### What you should do
I would like you to return all of the records exactly as they stand.

### Stored entries
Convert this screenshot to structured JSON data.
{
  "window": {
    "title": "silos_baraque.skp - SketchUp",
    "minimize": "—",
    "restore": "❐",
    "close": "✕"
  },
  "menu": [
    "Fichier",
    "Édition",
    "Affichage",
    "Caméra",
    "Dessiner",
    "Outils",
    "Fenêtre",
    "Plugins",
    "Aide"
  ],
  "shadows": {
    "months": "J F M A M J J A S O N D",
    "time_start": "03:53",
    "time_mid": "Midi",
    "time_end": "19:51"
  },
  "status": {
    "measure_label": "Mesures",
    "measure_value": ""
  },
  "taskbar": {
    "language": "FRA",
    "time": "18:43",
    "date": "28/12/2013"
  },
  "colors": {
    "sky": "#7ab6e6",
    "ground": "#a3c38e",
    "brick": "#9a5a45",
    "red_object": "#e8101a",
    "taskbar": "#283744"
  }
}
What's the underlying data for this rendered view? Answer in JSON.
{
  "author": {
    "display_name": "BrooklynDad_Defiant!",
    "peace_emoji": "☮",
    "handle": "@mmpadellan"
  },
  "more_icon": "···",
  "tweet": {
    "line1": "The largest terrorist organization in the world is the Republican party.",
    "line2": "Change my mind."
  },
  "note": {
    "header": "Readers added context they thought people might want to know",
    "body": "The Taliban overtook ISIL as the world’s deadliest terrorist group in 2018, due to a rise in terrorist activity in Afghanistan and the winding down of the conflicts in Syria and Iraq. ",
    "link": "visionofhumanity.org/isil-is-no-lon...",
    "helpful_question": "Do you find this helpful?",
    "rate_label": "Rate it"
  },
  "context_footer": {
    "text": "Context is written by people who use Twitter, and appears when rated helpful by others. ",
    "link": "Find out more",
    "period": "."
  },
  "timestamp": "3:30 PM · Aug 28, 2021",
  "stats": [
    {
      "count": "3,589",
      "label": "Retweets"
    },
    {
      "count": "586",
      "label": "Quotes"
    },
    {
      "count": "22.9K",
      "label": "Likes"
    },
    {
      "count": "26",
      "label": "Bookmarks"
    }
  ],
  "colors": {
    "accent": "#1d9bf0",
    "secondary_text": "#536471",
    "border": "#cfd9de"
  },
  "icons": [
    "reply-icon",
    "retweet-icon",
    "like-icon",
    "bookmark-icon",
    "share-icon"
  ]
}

### Answer to this problem
Convert this screenshot to structured JSON data.
{
  "window": {
    "title": "silos_baraque.skp - SketchUp",
    "minimize": "—",
    "restore": "❐",
    "close": "✕"
  },
  "menu": [
    "Fichier",
    "Édition",
    "Affichage",
    "Caméra",
    "Dessiner",
    "Outils",
    "Fenêtre",
    "Plugins",
    "Aide"
  ],
  "shadows": {
    "months": "J F M A M J J A S O N D",
    "time_start": "03:53",
    "time_mid": "Midi",
    "time_end": "19:51"
  },
  "status": {
    "measure_label": "Mesures",
    "measure_value": ""
  },
  "taskbar": {
    "language": "FRA",
    "time": "18:43",
    "date": "28/12/2013"
  },
  "colors": {
    "sky": "#7ab6e6",
    "ground": "#a3c38e",
    "brick": "#9a5a45",
    "red_object": "#e8101a",
    "taskbar": "#283744"
  }
}
What's the underlying data for this rendered view? Answer in JSON.
{
  "author": {
    "display_name": "BrooklynDad_Defiant!",
    "peace_emoji": "☮",
    "handle": "@mmpadellan"
  },
  "more_icon": "···",
  "tweet": {
    "line1": "The largest terrorist organization in the world is the Republican party.",
    "line2": "Change my mind."
  },
  "note": {
    "header": "Readers added context they thought people might want to know",
    "body": "The Taliban overtook ISIL as the world’s deadliest terrorist group in 2018, due to a rise in terrorist activity in Afghanistan and the winding down of the conflicts in Syria and Iraq. ",
    "link": "visionofhumanity.org/isil-is-no-lon...",
    "helpful_question": "Do you find this helpful?",
    "rate_label": "Rate it"
  },
  "context_footer": {
    "text": "Context is written by people who use Twitter, and appears when rated helpful by others. ",
    "link": "Find out more",
    "period": "."
  },
  "timestamp": "3:30 PM · Aug 28, 2021",
  "stats": [
    {
      "count": "3,589",
      "label": "Retweets"
    },
    {
      "count": "586",
      "label": "Quotes"
    },
    {
      "count": "22.9K",
      "label": "Likes"
    },
    {
      "count": "26",
      "label": "Bookmarks"
    }
  ],
  "colors": {
    "accent": "#1d9bf0",
    "secondary_text": "#536471",
    "border": "#cfd9de"
  },
  "icons": [
    "reply-icon",
    "retweet-icon",
    "like-icon",
    "bookmark-icon",
    "share-icon"
  ]
}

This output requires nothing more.